→ **WHAT THIS TASK INVOLVES**
Every record must be copied exactly.
━━━ DATA FOR PROCESSING ━━━
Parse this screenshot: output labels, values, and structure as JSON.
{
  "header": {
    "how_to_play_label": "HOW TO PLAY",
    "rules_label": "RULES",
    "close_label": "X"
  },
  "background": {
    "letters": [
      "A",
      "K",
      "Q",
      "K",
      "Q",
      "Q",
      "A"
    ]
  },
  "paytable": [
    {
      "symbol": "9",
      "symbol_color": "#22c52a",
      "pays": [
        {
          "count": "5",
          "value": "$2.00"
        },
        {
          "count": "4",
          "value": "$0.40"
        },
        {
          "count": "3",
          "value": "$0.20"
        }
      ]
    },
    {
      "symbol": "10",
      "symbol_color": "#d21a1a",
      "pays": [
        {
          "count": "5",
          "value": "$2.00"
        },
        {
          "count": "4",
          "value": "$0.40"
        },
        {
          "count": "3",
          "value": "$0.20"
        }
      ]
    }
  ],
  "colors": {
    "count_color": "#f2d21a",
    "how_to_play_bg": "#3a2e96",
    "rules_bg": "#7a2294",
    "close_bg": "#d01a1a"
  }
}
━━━
→ **RESPONSE TO THE EXERCISE**
Parse this screenshot: output labels, values, and structure as JSON.
{
  "header": {
    "how_to_play_label": "HOW TO PLAY",
    "rules_label": "RULES",
    "close_label": "X"
  },
  "background": {
    "letters": [
      "A",
      "K",
      "Q",
      "K",
      "Q",
      "Q",
      "A"
    ]
  },
  "paytable": [
    {
      "symbol": "9",
      "symbol_color": "#22c52a",
      "pays": [
        {
          "count": "5",
          "value": "$2.00"
        },
        {
          "count": "4",
          "value": "$0.40"
        },
        {
          "count": "3",
          "value": "$0.20"
        }
      ]
    },
    {
      "symbol": "10",
      "symbol_color": "#d21a1a",
      "pays": [
        {
          "count": "5",
          "value": "$2.00"
        },
        {
          "count": "4",
          "value": "$0.40"
        },
        {
          "count": "3",
          "value": "$0.20"
        }
      ]
    }
  ],
  "colors": {
    "count_color": "#f2d21a",
    "how_to_play_bg": "#3a2e96",
    "rules_bg": "#7a2294",
    "close_bg": "#d01a1a"
  }
}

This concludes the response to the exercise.